Iceland is among the developed countries with the least room for manoeuvre to deal with unexpected shocks to state finances, according to a new study released by the IMF.
The report deals with the debt situations of developed countries and how much capacity they have to take on more debt if needed.
Four countries are considered to be in particular potential difficulty: Greece, Italy, Portugal and Japan.
Of the approximately 20 countries mentioned in the IMF report, the authors say these four countries have the least scope to take on more public debt if unforseen economic problems hit.
The next group of countries has slighly better prospects than the previous four; but are still in poor debt shape. They are: Iceland, Ireland, Spain, the United Kingdom and the United States, RUV reports.
The report compares national debts with declared maximums.
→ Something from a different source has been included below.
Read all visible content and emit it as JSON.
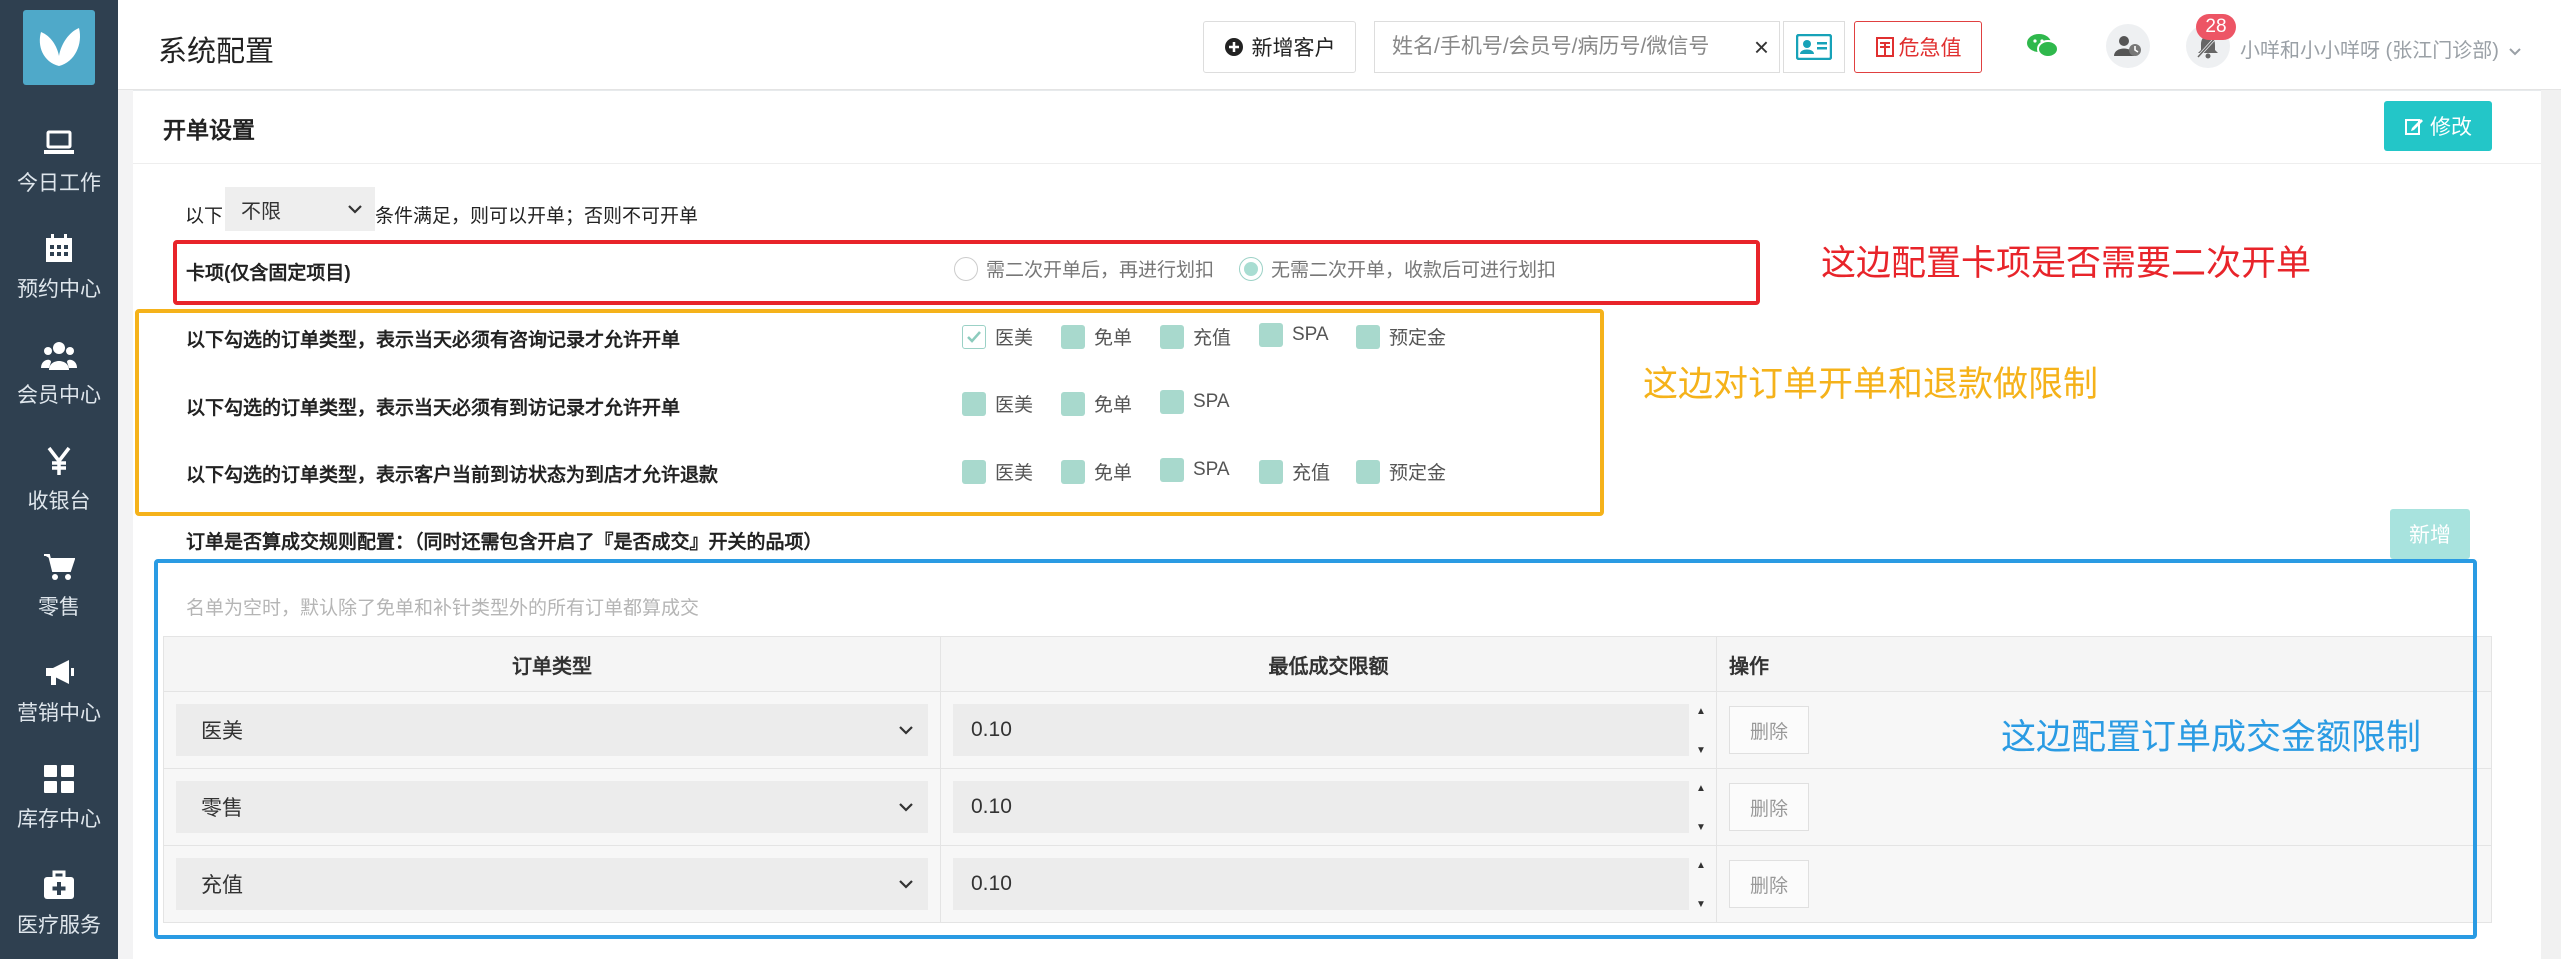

Debt among the 20 countries as a percentage of GDP is at a historic high and countries are finding it difficult to balance the books using cutbacks and organisational changes alone, RUV reports.
The countries mentioned would also battle to find loan funding at reasonable interest rates.
According to the report, the room for manoeuvre to take more loans is by far best in Australia, Denmark, Norway, New Zealand and South Korea.